Alexis Stiles: It’s a good, it’s a good question. I don’t, you know, you. Advice you [00:17:00] give yourself and then reflect on. I wish I had taken some of the advice uh, earlier always is the case, but but I do think, you know, it’s sticking with so both just high integrity and sticking with what you believe is the right thing to do. I also think it is continuing to ask questions and push when you feel like, you know, there is an idea that you have or an issue that you wanna raise, or something that you believe is truly important to be able to share and not to hold back. Because, you know, oftentimes that can be an intimidating moment and. It’s those moments where you actually put yourself out that people recognize it. And because, you know, perhaps sometimes you’re not always the loudest voice in the room. And taking that opportunity and time to really say the things that are both most meaningful to you, but also gonna be quite impactful for others in the room.
Gary Bisbee, Ph.D.: Yeah. Along that line, I can. Interviewing Dr. Janice Nevin from Chrisa. And of course you know Janice. And she was making the point that if there’s an opportunity or if you think there’s an opportunity, it [00:18:00] probably is an opportunity and you should pursue it. And sometimes women aren’t, you know, as aggressive at doing that. Have you found that?
Alexis Stiles: For sure there’s many women who wait to get asked and then say, well, no one ever asked me to do it, even though they, you know, clearly identified an opportunity and many. I’ve also learned along the way as you get to get a little bit more experience and learn about organizations that almost anyone loves when someone else raises their hands and dives into an area of, you know, something that’s either complex and no one has tackled because everyone sees it. But people aren’t necessarily willing to address it. And I think raising your hand, taking ownership of key issues, and again, if it’s important to you, you’ll put the time and energy to make sure that it’s right. And then be recognized for.
Gary Bisbee, Ph.D.: Alexis as expected. This has been a just a terrific interview. We do appreciate your being with us. I have one last question. And dotted throughout your discussion earlier has been advice for leaders generally, not just women, but certainly [00:19:00] women. Let me ask the specific question. What advice do you give for up and coming women leaders who really kind of have the bit in their teeth and really want to be successful? What kind of advice would you give them?
Alexis Stiles: I do think you own your own career, so you know, don’t. Anyone else make all the decisions for you, really purposefully think about your career and have some goals in mind. That being said, don’t be so stuck on those goals that you don’t take interesting opportunities that come your way. I’m someone who’s usually, if you’re, you know, if it. If it’s something that’s gonna increase your skills, even if it feels a little off of what you are doing today, if it’s gonna add skills to your toolkit, if it’s something that’s exciting and interesting, if you’re gonna be working with people who are gonna support you, absolutely do it. Don’t do it for 20 years, but maybe, you know, , do it for a period of time. And look for ways to then parlay that into other opportunities and experiences because your career is a cumulative series of accomplishments [00:20:00] and environments that you’re in. And all of those are additive to be able to continue to advance your career. So it’s both owning it but not being so dogmatic about you know, the path that you need to take. Because sometimes those circuitous paths actually land you in a very different spot.

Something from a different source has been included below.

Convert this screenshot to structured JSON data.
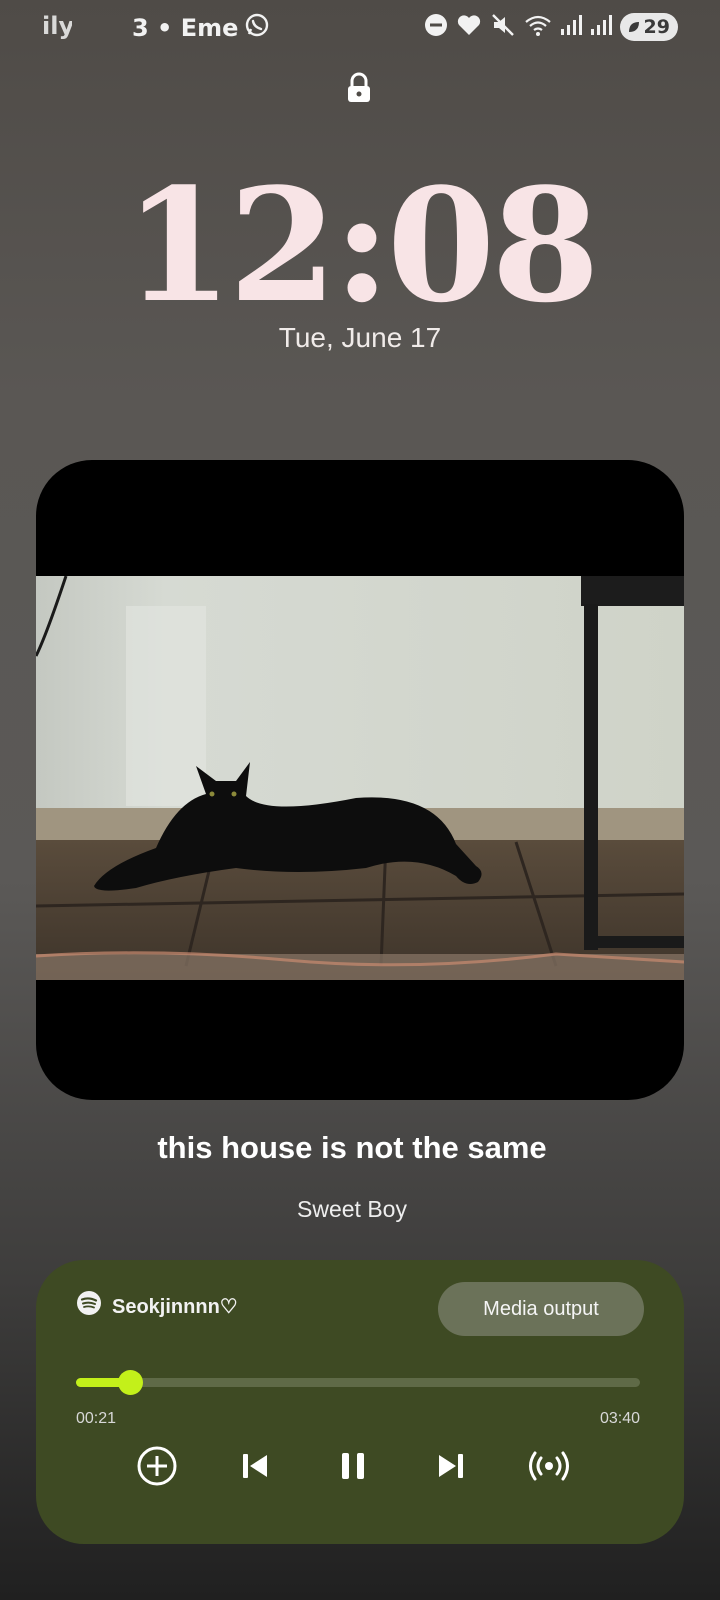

Gary Bisbee, Ph.D.: Very important and terrific advice. Thank you, Alexis, and thanks for being with us. Much appreciated.
Alexis Stiles: Thank you for having me. It was my pleasure. Thank you, Gary.